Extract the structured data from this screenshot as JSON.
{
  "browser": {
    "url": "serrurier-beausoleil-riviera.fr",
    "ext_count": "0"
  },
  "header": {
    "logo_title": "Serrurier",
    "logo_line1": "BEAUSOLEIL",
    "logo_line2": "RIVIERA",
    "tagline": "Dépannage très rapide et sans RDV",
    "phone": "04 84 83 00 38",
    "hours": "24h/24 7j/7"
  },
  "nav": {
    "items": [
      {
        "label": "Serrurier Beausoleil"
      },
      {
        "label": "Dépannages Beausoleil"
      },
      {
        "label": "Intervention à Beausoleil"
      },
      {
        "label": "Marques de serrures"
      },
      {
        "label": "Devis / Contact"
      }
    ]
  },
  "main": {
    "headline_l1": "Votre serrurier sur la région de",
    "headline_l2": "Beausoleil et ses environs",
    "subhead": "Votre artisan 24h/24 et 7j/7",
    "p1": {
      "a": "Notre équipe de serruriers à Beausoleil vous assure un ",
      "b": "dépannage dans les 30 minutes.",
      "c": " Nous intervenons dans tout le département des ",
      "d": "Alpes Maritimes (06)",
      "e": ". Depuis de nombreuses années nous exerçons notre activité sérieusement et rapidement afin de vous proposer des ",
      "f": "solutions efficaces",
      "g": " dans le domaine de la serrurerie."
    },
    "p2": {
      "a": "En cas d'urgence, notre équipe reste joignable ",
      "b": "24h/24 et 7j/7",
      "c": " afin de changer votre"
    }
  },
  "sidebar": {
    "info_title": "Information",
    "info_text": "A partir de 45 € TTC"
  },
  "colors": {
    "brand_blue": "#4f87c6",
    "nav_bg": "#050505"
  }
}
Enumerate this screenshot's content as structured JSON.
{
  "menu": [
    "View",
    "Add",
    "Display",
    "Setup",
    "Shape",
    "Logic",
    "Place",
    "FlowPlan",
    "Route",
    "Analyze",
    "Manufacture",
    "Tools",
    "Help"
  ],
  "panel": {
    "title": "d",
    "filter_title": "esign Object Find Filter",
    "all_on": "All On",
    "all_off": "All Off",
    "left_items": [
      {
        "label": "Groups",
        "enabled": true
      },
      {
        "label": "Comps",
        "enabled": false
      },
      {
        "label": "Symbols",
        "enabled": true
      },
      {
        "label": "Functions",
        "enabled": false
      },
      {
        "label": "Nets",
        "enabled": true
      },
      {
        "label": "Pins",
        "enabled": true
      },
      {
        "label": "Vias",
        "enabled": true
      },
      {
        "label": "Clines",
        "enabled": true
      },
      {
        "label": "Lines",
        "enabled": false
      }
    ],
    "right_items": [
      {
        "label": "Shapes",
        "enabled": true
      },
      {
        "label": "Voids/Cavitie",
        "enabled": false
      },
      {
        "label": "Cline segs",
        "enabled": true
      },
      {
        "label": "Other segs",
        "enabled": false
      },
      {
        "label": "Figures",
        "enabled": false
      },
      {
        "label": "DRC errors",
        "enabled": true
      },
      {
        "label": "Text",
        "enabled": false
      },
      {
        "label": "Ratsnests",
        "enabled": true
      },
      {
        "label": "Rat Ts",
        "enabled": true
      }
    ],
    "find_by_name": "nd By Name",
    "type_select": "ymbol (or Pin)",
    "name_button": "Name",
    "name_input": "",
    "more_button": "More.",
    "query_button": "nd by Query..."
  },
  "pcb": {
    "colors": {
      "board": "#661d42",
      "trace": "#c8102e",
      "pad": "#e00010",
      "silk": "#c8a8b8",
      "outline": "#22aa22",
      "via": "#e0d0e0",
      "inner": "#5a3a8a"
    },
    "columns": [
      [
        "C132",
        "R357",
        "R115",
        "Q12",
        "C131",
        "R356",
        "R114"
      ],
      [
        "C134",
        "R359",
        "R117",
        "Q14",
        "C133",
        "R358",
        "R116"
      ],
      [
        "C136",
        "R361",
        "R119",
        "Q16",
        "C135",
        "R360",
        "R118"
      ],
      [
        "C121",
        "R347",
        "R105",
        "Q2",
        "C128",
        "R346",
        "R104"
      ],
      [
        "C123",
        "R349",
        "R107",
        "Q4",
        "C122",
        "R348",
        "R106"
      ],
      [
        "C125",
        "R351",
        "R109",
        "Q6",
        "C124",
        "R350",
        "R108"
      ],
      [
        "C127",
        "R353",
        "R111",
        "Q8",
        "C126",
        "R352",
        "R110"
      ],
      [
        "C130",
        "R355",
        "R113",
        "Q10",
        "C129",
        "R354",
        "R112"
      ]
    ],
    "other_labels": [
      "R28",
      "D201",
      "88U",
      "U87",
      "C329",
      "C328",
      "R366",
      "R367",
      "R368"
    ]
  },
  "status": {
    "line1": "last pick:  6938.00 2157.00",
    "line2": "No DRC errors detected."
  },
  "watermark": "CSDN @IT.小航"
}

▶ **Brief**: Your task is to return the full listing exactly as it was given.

▶ **Answer to the problem**:
Extract the structured data from this screenshot as JSON.
{
  "browser": {
    "url": "serrurier-beausoleil-riviera.fr",
    "ext_count": "0"
  },
  "header": {
    "logo_title": "Serrurier",
    "logo_line1": "BEAUSOLEIL",
    "logo_line2": "RIVIERA",
    "tagline": "Dépannage très rapide et sans RDV",
    "phone": "04 84 83 00 38",
    "hours": "24h/24 7j/7"
  },
  "nav": {
    "items": [
      {
        "label": "Serrurier Beausoleil"
      },
      {
        "label": "Dépannages Beausoleil"
      },
      {
        "label": "Intervention à Beausoleil"
      },
      {
        "label": "Marques de serrures"
      },
      {
        "label": "Devis / Contact"
      }
    ]
  },
  "main": {
    "headline_l1": "Votre serrurier sur la région de",
    "headline_l2": "Beausoleil et ses environs",
    "subhead": "Votre artisan 24h/24 et 7j/7",
    "p1": {
      "a": "Notre équipe de serruriers à Beausoleil vous assure un ",
      "b": "dépannage dans les 30 minutes.",
      "c": " Nous intervenons dans tout le département des ",
      "d": "Alpes Maritimes (06)",
      "e": ". Depuis de nombreuses années nous exerçons notre activité sérieusement et rapidement afin de vous proposer des ",
      "f": "solutions efficaces",
      "g": " dans le domaine de la serrurerie."
    },
    "p2": {
      "a": "En cas d'urgence, notre équipe reste joignable ",
      "b": "24h/24 et 7j/7",
      "c": " afin de changer votre"
    }
  },
  "sidebar": {
    "info_title": "Information",
    "info_text": "A partir de 45 € TTC"
  },
  "colors": {
    "brand_blue": "#4f87c6",
    "nav_bg": "#050505"
  }
}
Enumerate this screenshot's content as structured JSON.
{
  "menu": [
    "View",
    "Add",
    "Display",
    "Setup",
    "Shape",
    "Logic",
    "Place",
    "FlowPlan",
    "Route",
    "Analyze",
    "Manufacture",
    "Tools",
    "Help"
  ],
  "panel": {
    "title": "d",
    "filter_title": "esign Object Find Filter",
    "all_on": "All On",
    "all_off": "All Off",
    "left_items": [
      {
        "label": "Groups",
        "enabled": true
      },
      {
        "label": "Comps",
        "enabled": false
      },
      {
        "label": "Symbols",
        "enabled": true
      },
      {
        "label": "Functions",
        "enabled": false
      },
      {
        "label": "Nets",
        "enabled": true
      },
      {
        "label": "Pins",
        "enabled": true
      },
      {
        "label": "Vias",
        "enabled": true
      },
      {
        "label": "Clines",
        "enabled": true
      },
      {
        "label": "Lines",
        "enabled": false
      }
    ],
    "right_items": [
      {
        "label": "Shapes",
        "enabled": true
      },
      {
        "label": "Voids/Cavitie",
        "enabled": false
      },
      {
        "label": "Cline segs",
        "enabled": true
      },
      {
        "label": "Other segs",
        "enabled": false
      },
      {
        "label": "Figures",
        "enabled": false
      },
      {
        "label": "DRC errors",
        "enabled": true
      },
      {
        "label": "Text",
        "enabled": false
      },
      {
        "label": "Ratsnests",
        "enabled": true
      },
      {
        "label": "Rat Ts",
        "enabled": true
      }
    ],
    "find_by_name": "nd By Name",
    "type_select": "ymbol (or Pin)",
    "name_button": "Name",
    "name_input": "",
    "more_button": "More.",
    "query_button": "nd by Query..."
  },
  "pcb": {
    "colors": {
      "board": "#661d42",
      "trace": "#c8102e",
      "pad": "#e00010",
      "silk": "#c8a8b8",
      "outline": "#22aa22",
      "via": "#e0d0e0",
      "inner": "#5a3a8a"
    },
    "columns": [
      [
        "C132",
        "R357",
        "R115",
        "Q12",
        "C131",
        "R356",
        "R114"
      ],
      [
        "C134",
        "R359",
        "R117",
        "Q14",
        "C133",
        "R358",
        "R116"
      ],
      [
        "C136",
        "R361",
        "R119",
        "Q16",
        "C135",
        "R360",
        "R118"
      ],
      [
        "C121",
        "R347",
        "R105",
        "Q2",
        "C128",
        "R346",
        "R104"
      ],
      [
        "C123",
        "R349",
        "R107",
        "Q4",
        "C122",
        "R348",
        "R106"
      ],
      [
        "C125",
        "R351",
        "R109",
        "Q6",
        "C124",
        "R350",
        "R108"
      ],
      [
        "C127",
        "R353",
        "R111",
        "Q8",
        "C126",
        "R352",
        "R110"
      ],
      [
        "C130",
        "R355",
        "R113",
        "Q10",
        "C129",
        "R354",
        "R112"
      ]
    ],
    "other_labels": [
      "R28",
      "D201",
      "88U",
      "U87",
      "C329",
      "C328",
      "R366",
      "R367",
      "R368"
    ]
  },
  "status": {
    "line1": "last pick:  6938.00 2157.00",
    "line2": "No DRC errors detected."
  },
  "watermark": "CSDN @IT.小航"
}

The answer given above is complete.